The City Council voted to approve the purchase of 40 police vehicles, a fire pumper and other IT equipment for $2.1 million and the purchase of 15 buses for the City of Cape Coral Charter School Authority for $1.5 million.
The police cars passed by a 7-1 margin, with Mayor John Sullivan casting the lone dissent, while the bus purchase passed unanimously.
The lone mystery about the police cars is how they’ll be purchased. The city was able to piggyback quotes awarded by other entities to get a financing rate of 1.48 percent for the police cars, and 1.67 percent for the buses.
However, Councilmember Chris Chulakes-Leetz asked if the city can just buy them outright instead of spreading the pain over five years while paying interest on top of that.
“Let’s buy them outright. The 1.5 percent sounds attractive, but banks are borrowing at 1 percent,” Leetz said. “That’s 15 times more for us to borrow. That’s the definition of insanity.”
Police Chief Jay Murphy said Leetz’s concerns were valid, saying the approval of the motion only starting the ball rolling.
“We need this to figure out what to do,” Murphy said, noting that the cars to be replaced all have more than 100,000 miles and that the city hadn’t bought new cars since 2008.
Upon learning this, Sullivan presented an idea where the city could rebuild police cars. It was an idea Murphy wasn’t keen on.
“That’s serious money for cars this old. If it was so popular, big departments like Miami-Dade would be doing it,” Murphy said. “That’s throwing good money on top of bad cars.”
Murphy added that rebuilding cars wouldn’t increase fuel efficiency because it would mean putting in the old engine.
“If we don’t look at it, we’re not doing our job,” Sullivan said, noting that the Birmingham, Ala., police department rebuilt its cars and had much success.

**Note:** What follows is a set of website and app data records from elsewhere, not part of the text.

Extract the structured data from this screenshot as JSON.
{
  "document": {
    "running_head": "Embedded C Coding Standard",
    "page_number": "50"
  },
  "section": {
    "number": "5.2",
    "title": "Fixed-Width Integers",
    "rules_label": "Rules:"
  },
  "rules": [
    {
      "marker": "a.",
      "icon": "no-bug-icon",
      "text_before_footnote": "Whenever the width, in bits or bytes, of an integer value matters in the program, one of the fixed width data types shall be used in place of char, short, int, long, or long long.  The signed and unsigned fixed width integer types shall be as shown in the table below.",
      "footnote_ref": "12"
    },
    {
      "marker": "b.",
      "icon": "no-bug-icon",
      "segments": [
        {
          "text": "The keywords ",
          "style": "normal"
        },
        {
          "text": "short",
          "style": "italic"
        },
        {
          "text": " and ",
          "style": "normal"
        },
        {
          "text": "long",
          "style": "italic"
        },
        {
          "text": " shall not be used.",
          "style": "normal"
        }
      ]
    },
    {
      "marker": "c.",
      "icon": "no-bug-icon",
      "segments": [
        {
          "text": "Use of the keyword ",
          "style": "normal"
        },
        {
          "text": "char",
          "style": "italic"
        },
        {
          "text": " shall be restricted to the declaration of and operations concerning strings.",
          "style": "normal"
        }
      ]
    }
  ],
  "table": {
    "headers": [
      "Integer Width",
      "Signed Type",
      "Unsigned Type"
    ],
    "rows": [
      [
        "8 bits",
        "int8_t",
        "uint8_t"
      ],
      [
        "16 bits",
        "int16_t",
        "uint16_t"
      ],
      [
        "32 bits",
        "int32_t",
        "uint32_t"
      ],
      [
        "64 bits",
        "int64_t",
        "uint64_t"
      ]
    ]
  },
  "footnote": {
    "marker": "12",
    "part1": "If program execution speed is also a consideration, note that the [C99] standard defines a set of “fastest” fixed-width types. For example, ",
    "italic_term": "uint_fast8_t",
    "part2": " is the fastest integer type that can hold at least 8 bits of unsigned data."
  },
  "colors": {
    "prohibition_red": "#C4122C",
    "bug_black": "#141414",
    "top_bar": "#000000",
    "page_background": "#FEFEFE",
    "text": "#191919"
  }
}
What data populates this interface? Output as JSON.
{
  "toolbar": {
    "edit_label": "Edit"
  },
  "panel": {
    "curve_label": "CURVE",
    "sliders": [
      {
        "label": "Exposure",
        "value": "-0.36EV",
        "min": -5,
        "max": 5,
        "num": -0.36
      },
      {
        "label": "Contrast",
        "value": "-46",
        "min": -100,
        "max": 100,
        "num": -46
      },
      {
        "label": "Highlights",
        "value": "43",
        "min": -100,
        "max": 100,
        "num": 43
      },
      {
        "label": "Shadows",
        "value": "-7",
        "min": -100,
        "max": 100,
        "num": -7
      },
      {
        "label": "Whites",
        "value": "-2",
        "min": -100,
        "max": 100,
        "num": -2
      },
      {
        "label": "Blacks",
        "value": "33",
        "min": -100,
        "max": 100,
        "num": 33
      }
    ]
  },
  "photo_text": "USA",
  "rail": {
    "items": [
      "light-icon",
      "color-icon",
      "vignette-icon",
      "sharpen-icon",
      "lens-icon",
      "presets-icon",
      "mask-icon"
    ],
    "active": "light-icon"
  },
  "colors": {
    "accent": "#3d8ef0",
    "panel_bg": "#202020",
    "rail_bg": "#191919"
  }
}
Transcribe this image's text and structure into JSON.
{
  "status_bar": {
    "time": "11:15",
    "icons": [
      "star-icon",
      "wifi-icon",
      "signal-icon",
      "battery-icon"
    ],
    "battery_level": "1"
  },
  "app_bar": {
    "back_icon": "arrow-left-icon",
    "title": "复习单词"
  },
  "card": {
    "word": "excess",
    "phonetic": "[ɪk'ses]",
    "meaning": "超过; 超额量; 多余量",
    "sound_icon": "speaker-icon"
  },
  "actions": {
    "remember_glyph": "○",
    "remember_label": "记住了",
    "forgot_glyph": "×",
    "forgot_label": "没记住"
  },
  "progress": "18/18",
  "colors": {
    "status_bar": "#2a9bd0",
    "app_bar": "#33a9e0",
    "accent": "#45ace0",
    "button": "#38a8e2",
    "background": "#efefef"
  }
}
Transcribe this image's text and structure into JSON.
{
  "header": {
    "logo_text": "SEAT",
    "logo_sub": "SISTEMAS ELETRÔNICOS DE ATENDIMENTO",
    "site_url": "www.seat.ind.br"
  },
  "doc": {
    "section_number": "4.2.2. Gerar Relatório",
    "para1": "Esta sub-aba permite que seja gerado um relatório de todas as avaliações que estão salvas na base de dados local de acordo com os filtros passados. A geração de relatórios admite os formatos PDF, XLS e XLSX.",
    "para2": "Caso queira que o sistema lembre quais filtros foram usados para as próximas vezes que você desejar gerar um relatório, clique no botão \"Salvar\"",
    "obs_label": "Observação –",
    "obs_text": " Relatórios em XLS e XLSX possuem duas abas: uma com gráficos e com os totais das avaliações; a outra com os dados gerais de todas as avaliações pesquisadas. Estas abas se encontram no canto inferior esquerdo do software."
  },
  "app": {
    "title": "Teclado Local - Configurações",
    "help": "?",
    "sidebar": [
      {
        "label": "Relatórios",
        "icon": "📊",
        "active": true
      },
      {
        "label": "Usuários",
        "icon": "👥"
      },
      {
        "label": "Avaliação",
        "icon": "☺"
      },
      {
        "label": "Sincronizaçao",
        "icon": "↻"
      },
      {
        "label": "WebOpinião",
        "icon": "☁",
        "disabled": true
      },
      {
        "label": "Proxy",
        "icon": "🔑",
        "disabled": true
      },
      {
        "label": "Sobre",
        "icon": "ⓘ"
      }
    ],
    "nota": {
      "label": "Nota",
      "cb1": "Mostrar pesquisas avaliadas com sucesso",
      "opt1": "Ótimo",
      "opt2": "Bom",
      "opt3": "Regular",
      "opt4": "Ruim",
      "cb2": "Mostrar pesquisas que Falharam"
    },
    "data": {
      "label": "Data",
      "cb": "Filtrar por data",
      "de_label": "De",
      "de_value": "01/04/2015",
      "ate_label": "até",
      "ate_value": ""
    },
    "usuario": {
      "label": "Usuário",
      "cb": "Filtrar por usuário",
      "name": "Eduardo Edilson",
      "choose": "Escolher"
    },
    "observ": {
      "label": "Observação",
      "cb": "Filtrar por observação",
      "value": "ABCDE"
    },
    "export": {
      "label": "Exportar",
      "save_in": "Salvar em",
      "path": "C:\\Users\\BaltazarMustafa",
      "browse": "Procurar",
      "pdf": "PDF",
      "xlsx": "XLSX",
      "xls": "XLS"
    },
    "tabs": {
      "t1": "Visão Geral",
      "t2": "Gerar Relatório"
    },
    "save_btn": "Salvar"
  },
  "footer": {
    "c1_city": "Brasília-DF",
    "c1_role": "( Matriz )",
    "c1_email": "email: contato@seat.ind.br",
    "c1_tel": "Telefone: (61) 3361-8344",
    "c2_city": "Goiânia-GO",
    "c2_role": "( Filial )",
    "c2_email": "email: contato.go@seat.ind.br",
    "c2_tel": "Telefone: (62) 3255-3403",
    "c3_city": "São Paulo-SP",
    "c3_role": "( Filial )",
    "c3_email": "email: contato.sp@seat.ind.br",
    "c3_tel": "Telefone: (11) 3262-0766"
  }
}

As for the buses, McGrail said the move made sense because they would be bigger with better fuel economy.
Besides, the charter schools, which has always been good on debt payment with the city, wouldn’t be stuck with “back of the fleet” buses that broke down a lot and allow the schools to plan field trips.
“The buses will (pay for themselves) by year four and maintenance will go down significantly,” McGrail said.
Councilmember Derrick Donnell sponsored an ordinance to enter into a lease/purchase agreement with U.S. Bancorp for the money to pay for the vehicles. That will be voted on March 26.